Try as I might to resist, the temptation of Doctor Who was too strong. After years of painful resistance and the persistence of my friend Alex, I forced myself to watch and, as much as I don't want to admit it, I love it. It's a great show.
So why did I resist? It's the same reason that more and more people complain to me about how they don't want to try a cappella music. I understand. If someone wanted to hear "Moves Like Jagger," why would they want to listen to a cover of it sung by someone who wasn't Adam Levine?
I resisted Doctor Who for a long time because I was aware that each episode followed the same basic formula. In fact, a recent article in Entertainment Weekly confirmed what I had already suspected:
"The show swiftly established a dramatic template that remains intact today. A typical adventure starts with The Doctor hanging out in the control room of the TARDIS with his companion...The Doctor usually assures said companion that their next destination will be somewhere nicely free of imminent danger but...he is always horribly wrong...But no matter what peril the pair encounter, it is ultimately overcome...Cue credits and crazy, futuristic theme music." (Collis, 32)
With the knowledge that a show is unlikely to change its format after forty-nine years on the air does not a curious viewer make.
The same problem can be compared to hesitant a cappella fans, whose expectations of a cappella arrangements are just as predictable:
"A pop tune appears on the radio and becomes an instant hit. Singers, college students the majority, wish to live out their fantasy dreams of becoming a rock star, but due to the harsh realities of the music business, their efforts go horribly wrong. They seek solace in companions who feel the same way and they realize together that they can live out their dreams without ever having to learn a single instrument. They use their voices, imitating the sound of the original recording and covering the song live in front of an audience. Fans go crazy. Cue credits and crazy, futuristic theme music."
Now we, the a cappella performers, arrangers, and singers know that this is not accurate. A cappella music is an art form that evolves like the progression of Rock and Roll or Jazz. But lately, even a cappella fans have struggled to break from the mundane formula plaguing many a cappella groups:
"The arranger finds the sheet music, a chord sheet, or transcribes from a recording. The arranger writes the bass line out first, throws in a ton of doo's and dah's, gives back-up harmonies to the belters, and maybe throws in a mash-up for good measure. Cue credits and crazy, futuristic theme music."
Where is the next evolutionary moment of a cappella music?

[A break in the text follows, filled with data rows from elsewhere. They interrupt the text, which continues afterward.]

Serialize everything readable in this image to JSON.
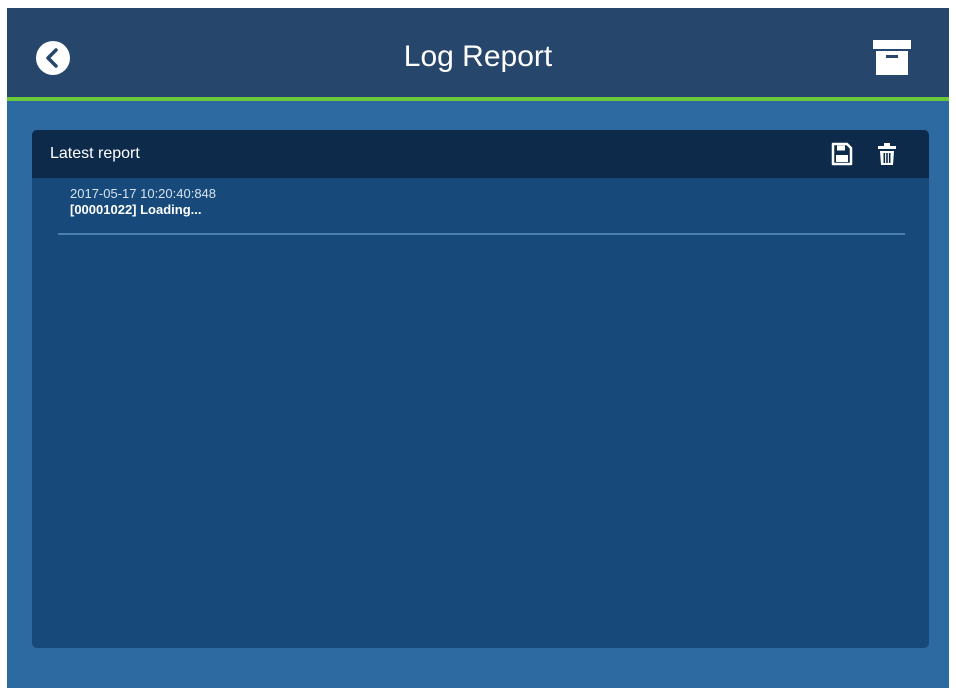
{
  "header": {
    "title": "Log Report",
    "back_icon": "chevron-left-icon",
    "archive_icon": "archive-box-icon"
  },
  "panel": {
    "title": "Latest report",
    "save_icon": "floppy-disk-icon",
    "delete_icon": "trash-icon",
    "entries": [
      {
        "timestamp": "2017-05-17 10:20:40:848",
        "message": "[00001022] Loading..."
      }
    ]
  },
  "colors": {
    "header_bg": "#27466b",
    "accent_line": "#6bc83a",
    "page_bg": "#2d6aa1",
    "panel_bg": "#174a7b",
    "panel_header_bg": "#0d2a4b"
  }
}
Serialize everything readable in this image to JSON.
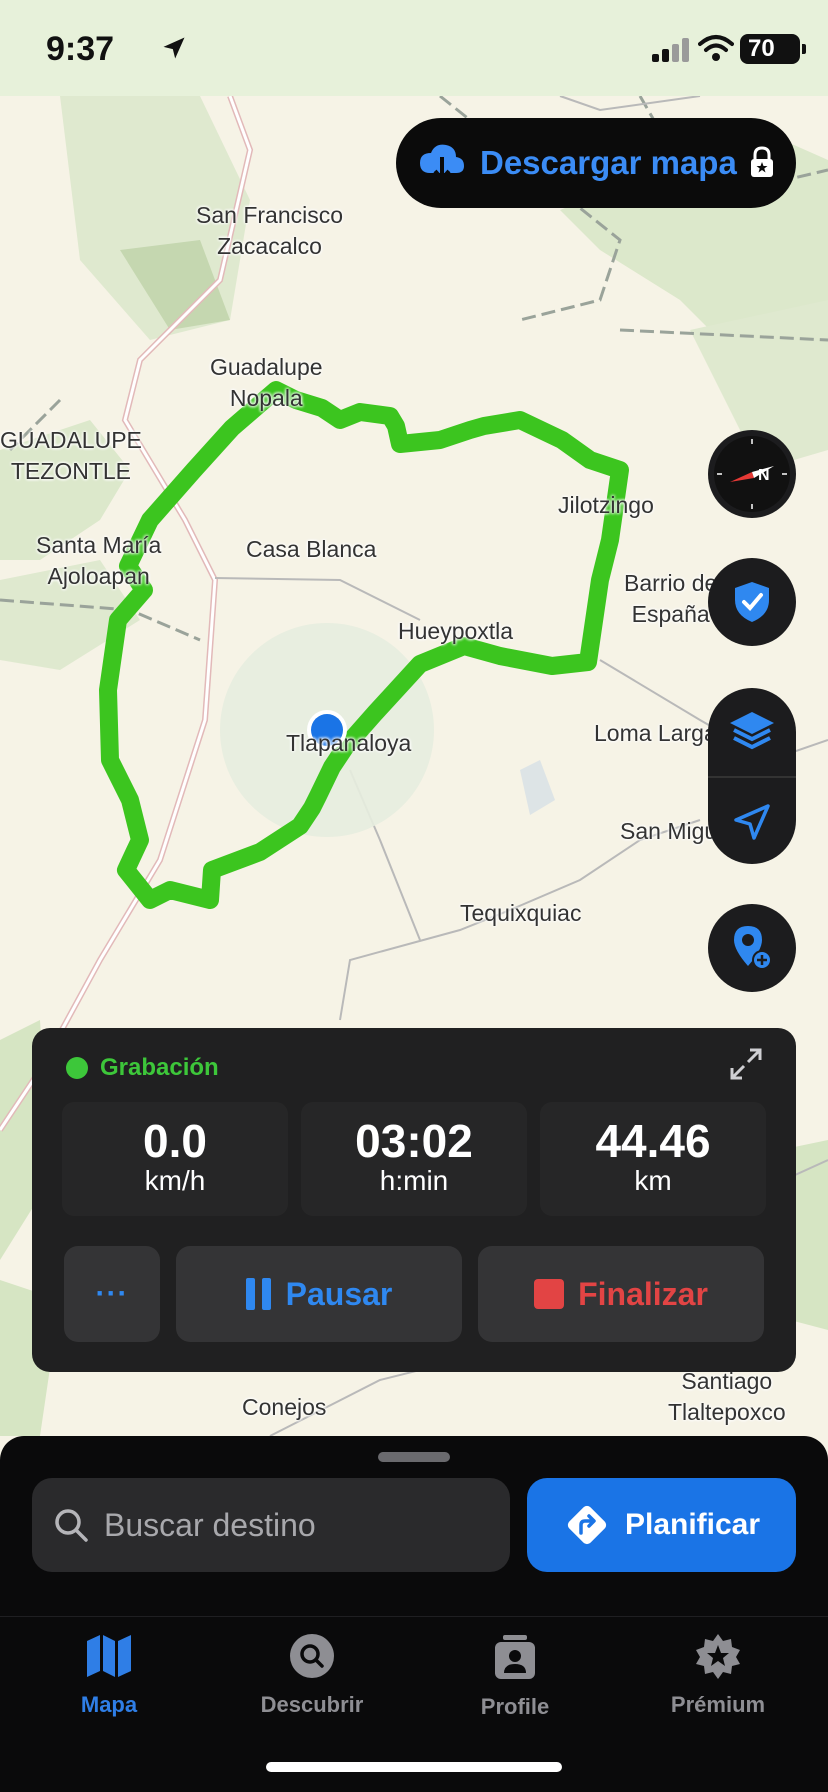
{
  "status_bar": {
    "time": "9:37",
    "battery": "70"
  },
  "map": {
    "labels": [
      "San Francisco\nZacacalco",
      "Guadalupe\nNopala",
      "GUADALUPE\nTEZONTLE",
      "Jilotzingo",
      "Santa María\nAjoloapan",
      "Casa Blanca",
      "Barrio de\nEspaña",
      "Hueypoxtla",
      "Loma Larga",
      "Tlapanaloya",
      "San Miguel",
      "Tequixquiac",
      "Conejos",
      "Santiago\nTlaltepoxco"
    ]
  },
  "download": {
    "label": "Descargar mapa"
  },
  "recording": {
    "status": "Grabación",
    "speed": {
      "value": "0.0",
      "unit": "km/h"
    },
    "time": {
      "value": "03:02",
      "unit": "h:min"
    },
    "distance": {
      "value": "44.46",
      "unit": "km"
    },
    "more_label": "···",
    "pause_label": "Pausar",
    "finish_label": "Finalizar"
  },
  "search": {
    "placeholder": "Buscar destino"
  },
  "plan": {
    "label": "Planificar"
  },
  "tabs": [
    {
      "label": "Mapa",
      "icon": "map-icon",
      "active": true
    },
    {
      "label": "Descubrir",
      "icon": "discover-icon",
      "active": false
    },
    {
      "label": "Profile",
      "icon": "profile-icon",
      "active": false
    },
    {
      "label": "Prémium",
      "icon": "premium-star-icon",
      "active": false
    }
  ],
  "colors": {
    "route": "#3cc51f",
    "accent": "#1a74e6",
    "recording": "#3dc73a",
    "finish": "#e24444"
  }
}
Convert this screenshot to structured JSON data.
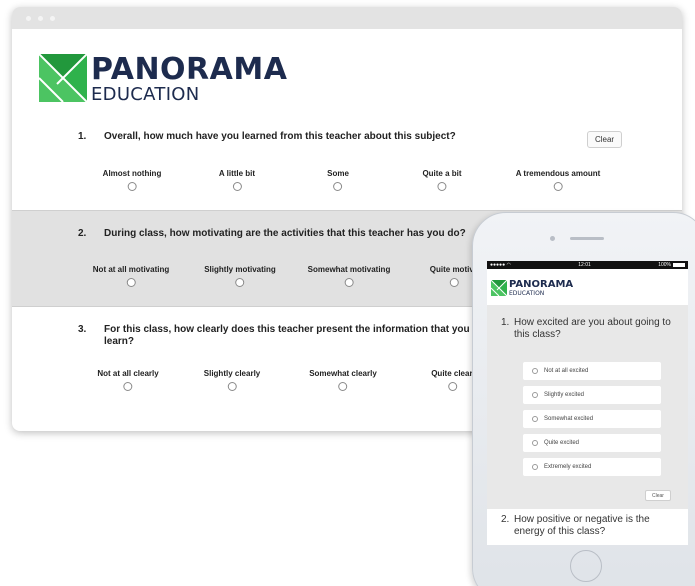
{
  "brand": {
    "name": "PANORAMA",
    "sub": "EDUCATION",
    "colors": {
      "navy": "#1d2b4e",
      "green": "#2fb24c"
    }
  },
  "clear_label": "Clear",
  "desktop": {
    "questions": [
      {
        "number": "1.",
        "text": "Overall, how much have you learned from this teacher about this subject?",
        "options": [
          "Almost nothing",
          "A little bit",
          "Some",
          "Quite a bit",
          "A tremendous amount"
        ]
      },
      {
        "number": "2.",
        "text": "During class, how motivating are the activities that this teacher has you do?",
        "options": [
          "Not at all motivating",
          "Slightly motivating",
          "Somewhat motivating",
          "Quite motiva"
        ]
      },
      {
        "number": "3.",
        "text": "For this class, how clearly does this teacher present the information that you learn?",
        "options": [
          "Not at all clearly",
          "Slightly clearly",
          "Somewhat clearly",
          "Quite clearl"
        ]
      }
    ]
  },
  "mobile": {
    "status": {
      "time": "12:01",
      "battery": "100%"
    },
    "q1": {
      "number": "1.",
      "text": "How excited are you about going to this class?",
      "options": [
        "Not at all excited",
        "Slightly excited",
        "Somewhat excited",
        "Quite excited",
        "Extremely excited"
      ]
    },
    "q2": {
      "number": "2.",
      "text": "How positive or negative is the energy of this class?"
    }
  }
}
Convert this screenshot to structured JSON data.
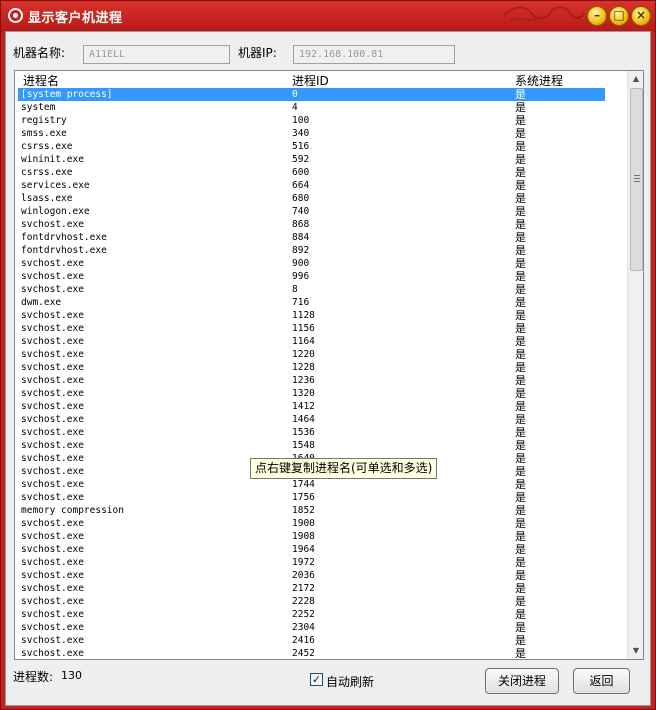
{
  "window": {
    "title": "显示客户机进程"
  },
  "machine": {
    "name_label": "机器名称:",
    "name_value": "A11ELL",
    "ip_label": "机器IP:",
    "ip_value": "192.168.100.81"
  },
  "table": {
    "headers": {
      "name": "进程名",
      "pid": "进程ID",
      "system": "系统进程"
    },
    "rows": [
      [
        "[system process]",
        "0",
        "是"
      ],
      [
        "system",
        "4",
        "是"
      ],
      [
        "registry",
        "100",
        "是"
      ],
      [
        "smss.exe",
        "340",
        "是"
      ],
      [
        "csrss.exe",
        "516",
        "是"
      ],
      [
        "wininit.exe",
        "592",
        "是"
      ],
      [
        "csrss.exe",
        "600",
        "是"
      ],
      [
        "services.exe",
        "664",
        "是"
      ],
      [
        "lsass.exe",
        "680",
        "是"
      ],
      [
        "winlogon.exe",
        "740",
        "是"
      ],
      [
        "svchost.exe",
        "868",
        "是"
      ],
      [
        "fontdrvhost.exe",
        "884",
        "是"
      ],
      [
        "fontdrvhost.exe",
        "892",
        "是"
      ],
      [
        "svchost.exe",
        "900",
        "是"
      ],
      [
        "svchost.exe",
        "996",
        "是"
      ],
      [
        "svchost.exe",
        "8",
        "是"
      ],
      [
        "dwm.exe",
        "716",
        "是"
      ],
      [
        "svchost.exe",
        "1128",
        "是"
      ],
      [
        "svchost.exe",
        "1156",
        "是"
      ],
      [
        "svchost.exe",
        "1164",
        "是"
      ],
      [
        "svchost.exe",
        "1220",
        "是"
      ],
      [
        "svchost.exe",
        "1228",
        "是"
      ],
      [
        "svchost.exe",
        "1236",
        "是"
      ],
      [
        "svchost.exe",
        "1320",
        "是"
      ],
      [
        "svchost.exe",
        "1412",
        "是"
      ],
      [
        "svchost.exe",
        "1464",
        "是"
      ],
      [
        "svchost.exe",
        "1536",
        "是"
      ],
      [
        "svchost.exe",
        "1548",
        "是"
      ],
      [
        "svchost.exe",
        "1640",
        "是"
      ],
      [
        "svchost.exe",
        "",
        "是"
      ],
      [
        "svchost.exe",
        "1744",
        "是"
      ],
      [
        "svchost.exe",
        "1756",
        "是"
      ],
      [
        "memory compression",
        "1852",
        "是"
      ],
      [
        "svchost.exe",
        "1900",
        "是"
      ],
      [
        "svchost.exe",
        "1908",
        "是"
      ],
      [
        "svchost.exe",
        "1964",
        "是"
      ],
      [
        "svchost.exe",
        "1972",
        "是"
      ],
      [
        "svchost.exe",
        "2036",
        "是"
      ],
      [
        "svchost.exe",
        "2172",
        "是"
      ],
      [
        "svchost.exe",
        "2228",
        "是"
      ],
      [
        "svchost.exe",
        "2252",
        "是"
      ],
      [
        "svchost.exe",
        "2304",
        "是"
      ],
      [
        "svchost.exe",
        "2416",
        "是"
      ],
      [
        "svchost.exe",
        "2452",
        "是"
      ]
    ],
    "selected_index": 0
  },
  "tooltip": "点右键复制进程名(可单选和多选)",
  "footer": {
    "count_label": "进程数:",
    "count_value": "130",
    "auto_refresh_label": "自动刷新",
    "auto_refresh_checked": true,
    "close_process_button": "关闭进程",
    "back_button": "返回"
  },
  "colors": {
    "title_bar": "#c8201c",
    "selection": "#3399ff"
  }
}
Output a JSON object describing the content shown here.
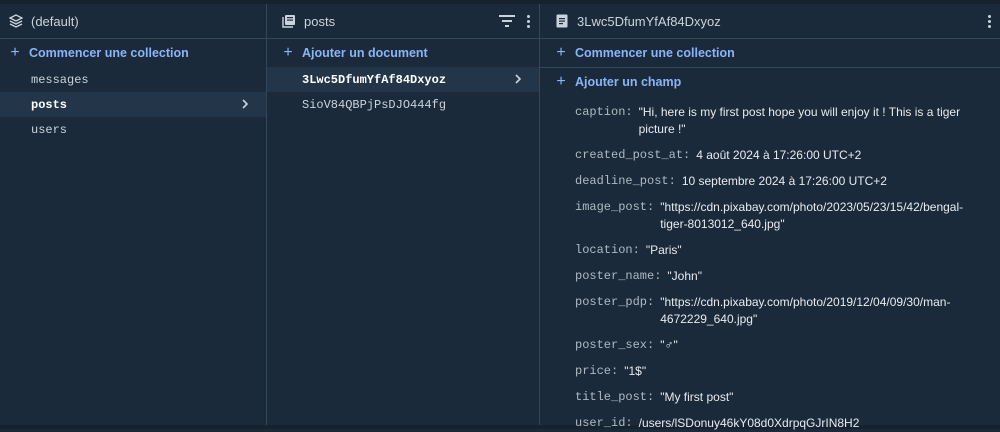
{
  "col1": {
    "title": "(default)",
    "add_label": "Commencer une collection",
    "items": [
      {
        "label": "messages"
      },
      {
        "label": "posts"
      },
      {
        "label": "users"
      }
    ]
  },
  "col2": {
    "title": "posts",
    "add_label": "Ajouter un document",
    "items": [
      {
        "label": "3Lwc5DfumYfAf84Dxyoz"
      },
      {
        "label": "SioV84QBPjPsDJO444fg"
      }
    ]
  },
  "col3": {
    "title": "3Lwc5DfumYfAf84Dxyoz",
    "add_collection_label": "Commencer une collection",
    "add_field_label": "Ajouter un champ",
    "fields": [
      {
        "key": "caption:",
        "value": "\"Hi, here is my first post hope you will enjoy it ! This is a tiger picture !\""
      },
      {
        "key": "created_post_at:",
        "value": "4 août 2024 à 17:26:00 UTC+2"
      },
      {
        "key": "deadline_post:",
        "value": "10 septembre 2024 à 17:26:00 UTC+2"
      },
      {
        "key": "image_post:",
        "value": "\"https://cdn.pixabay.com/photo/2023/05/23/15/42/bengal-tiger-8013012_640.jpg\""
      },
      {
        "key": "location:",
        "value": "\"Paris\""
      },
      {
        "key": "poster_name:",
        "value": "\"John\""
      },
      {
        "key": "poster_pdp:",
        "value": "\"https://cdn.pixabay.com/photo/2019/12/04/09/30/man-4672229_640.jpg\""
      },
      {
        "key": "poster_sex:",
        "value": "\"♂\""
      },
      {
        "key": "price:",
        "value": "\"1$\""
      },
      {
        "key": "title_post:",
        "value": "\"My first post\""
      },
      {
        "key": "user_id:",
        "value": "/users/lSDonuy46kY08d0XdrpqGJrIN8H2"
      }
    ]
  },
  "icons": {
    "db": "database-icon",
    "collection": "collection-icon",
    "document": "document-icon",
    "filter": "filter-icon",
    "more": "more-vert-icon",
    "chevron": "chevron-right-icon",
    "plus": "plus-icon"
  },
  "colors": {
    "accent": "#8ab4f8",
    "background": "#1b2a3a",
    "selected": "#233649"
  }
}
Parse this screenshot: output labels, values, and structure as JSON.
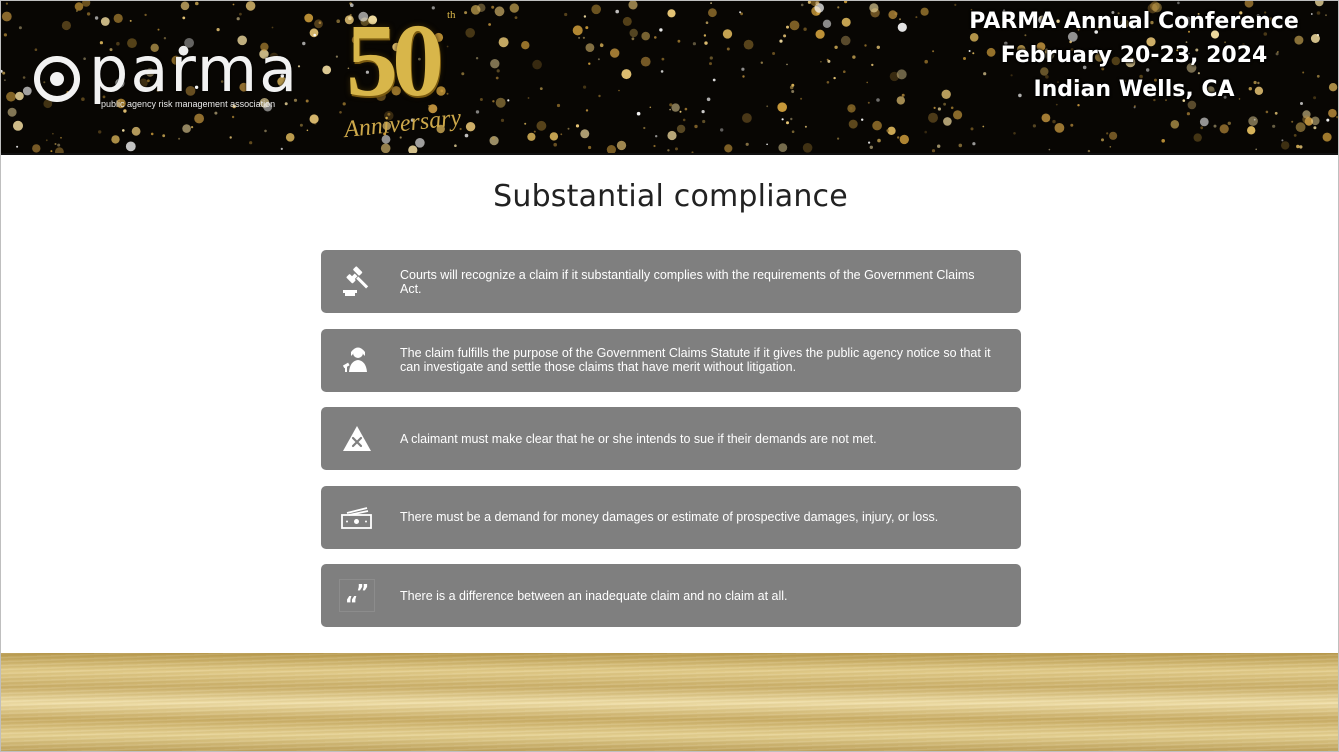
{
  "header": {
    "logo_text": "parma",
    "logo_subtitle": "public agency risk management association",
    "anniversary_number": "50",
    "anniversary_suffix": "th",
    "anniversary_word": "Anniversary",
    "conference_lines": [
      "PARMA Annual Conference",
      "February 20-23, 2024",
      "Indian Wells, CA"
    ]
  },
  "slide": {
    "title": "Substantial compliance",
    "items": [
      {
        "icon": "gavel-icon",
        "text": "Courts will recognize a claim if it substantially complies with the requirements of the Government Claims Act."
      },
      {
        "icon": "judge-icon",
        "text": "The claim fulfills the purpose of the Government Claims Statute if it gives the public agency notice so that it can investigate and settle those claims that have merit without litigation."
      },
      {
        "icon": "warning-x-icon",
        "text": "A claimant must make clear that he or she intends to sue if their demands are not met."
      },
      {
        "icon": "money-icon",
        "text": "There must be a demand for money damages or estimate of prospective damages, injury, or loss."
      },
      {
        "icon": "quote-icon",
        "text": "There is a difference between an inadequate claim and no claim at all."
      }
    ]
  },
  "colors": {
    "item_background": "#7f7f7f",
    "banner_background": "#080603",
    "gold": "#d8b64a"
  }
}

Have we fallen into a rut that we can't get out of? Is there a way to innovate a cappella to a place that it has not yet gone?
I do not have a definite answer, but I believe it starts with these suggestions.
1) Train Your Musicians.
I believe the most common cause of a cappella fatigue is that arrangers and directors don't challenge their singers often enough. We still hold on to the belief that the song we select is more important than the arrangement, as if singing "Call Me Maybe" is enough to stand out. Truthfully, I believe audiences would rather hear a unique version of "Don't Stop Believing" that they had never heard before.
But really, the issue is time. Doctor Who has all the time in the world. But we are not The Doctor. With note learning, choreography practice, socializing time, and competitions/performances to prepare for, the exercises required to mold and shape your singers into advanced musicians (sight reading, improvisation, vocal technique) are not the priority.
But what if it was? What if, for just a couple of months, your a cappella group drops off the face of the Earth, locks themselves in whatever room you practice in, and commits to becoming better musicians? I wonder what your arrangements would look like then...
2) Educate Your Advocates.
A cappella is still in the young, developing stage. Many believe that a cappella music is fun, but serves no educational purpose. Choral teachers, especially high school teachers, can counter this belief by convincing the non-believers that a cappella is a career-making musical genre. We can release and sell a cappella records. We can teach others about a cappella. We can become recording engineers. We can be professional arrangers. We can study a cappella law. We can write books about a cappella. We can produce festivals to promote a cappella.
This is no different than working for the music business.
3) Expand Your Palate.
I am desperate to hear more Weird Al a cappella covers. That's a personal choice, but he represents a sub-section of music that is largely overlooked. As a past and current member of a cappella groups, I know how hard it is to convince your group to sing something they never heard, especially from a band that is mostly unknown. But do we really try hard enough to make them listen? Do groups push hard enough for new material? What if every group designated one or two spots in their repertoire list for new, and totally unheard of, music. Or even [gasp] original songs?
Doctor Who is a show about opening your mind and discovering new possibilities, new worlds, and new cultures. A cappella music should be the same.
Collis, C. (August, 2012). "The doctor is in." Entertainment Weekly, 1218, 29-35